What is required:
State how many lines in the entries below hold the word "shortcut", with nothing besides the number.

Extracted material:

·····

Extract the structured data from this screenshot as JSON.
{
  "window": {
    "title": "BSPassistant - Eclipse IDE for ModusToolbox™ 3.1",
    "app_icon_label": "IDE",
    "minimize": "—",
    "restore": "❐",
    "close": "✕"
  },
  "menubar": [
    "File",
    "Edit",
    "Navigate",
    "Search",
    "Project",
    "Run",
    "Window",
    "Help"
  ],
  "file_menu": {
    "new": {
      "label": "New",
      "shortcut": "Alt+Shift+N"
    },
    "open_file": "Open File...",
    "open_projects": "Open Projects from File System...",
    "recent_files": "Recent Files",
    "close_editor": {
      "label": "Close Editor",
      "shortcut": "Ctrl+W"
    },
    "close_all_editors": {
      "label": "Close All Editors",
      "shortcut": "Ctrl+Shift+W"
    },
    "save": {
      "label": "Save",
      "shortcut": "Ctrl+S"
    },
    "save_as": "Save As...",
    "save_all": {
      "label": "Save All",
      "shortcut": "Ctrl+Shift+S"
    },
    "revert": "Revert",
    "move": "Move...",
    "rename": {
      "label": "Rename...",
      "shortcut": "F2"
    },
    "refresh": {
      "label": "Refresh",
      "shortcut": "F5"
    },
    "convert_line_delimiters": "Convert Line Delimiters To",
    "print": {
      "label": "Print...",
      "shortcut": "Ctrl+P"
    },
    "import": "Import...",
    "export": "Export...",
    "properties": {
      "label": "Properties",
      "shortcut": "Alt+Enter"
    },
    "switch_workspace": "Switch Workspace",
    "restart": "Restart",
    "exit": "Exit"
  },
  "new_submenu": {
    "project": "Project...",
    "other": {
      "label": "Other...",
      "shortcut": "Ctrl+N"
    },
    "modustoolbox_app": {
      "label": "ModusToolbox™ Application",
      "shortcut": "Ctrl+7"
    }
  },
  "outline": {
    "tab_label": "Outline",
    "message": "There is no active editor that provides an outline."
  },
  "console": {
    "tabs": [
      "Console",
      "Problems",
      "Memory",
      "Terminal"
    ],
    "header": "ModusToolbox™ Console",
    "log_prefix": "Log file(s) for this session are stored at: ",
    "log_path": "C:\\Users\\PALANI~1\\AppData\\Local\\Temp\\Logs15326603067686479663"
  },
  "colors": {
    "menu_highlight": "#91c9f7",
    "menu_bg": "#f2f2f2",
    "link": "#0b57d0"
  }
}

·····

Result of this task:
11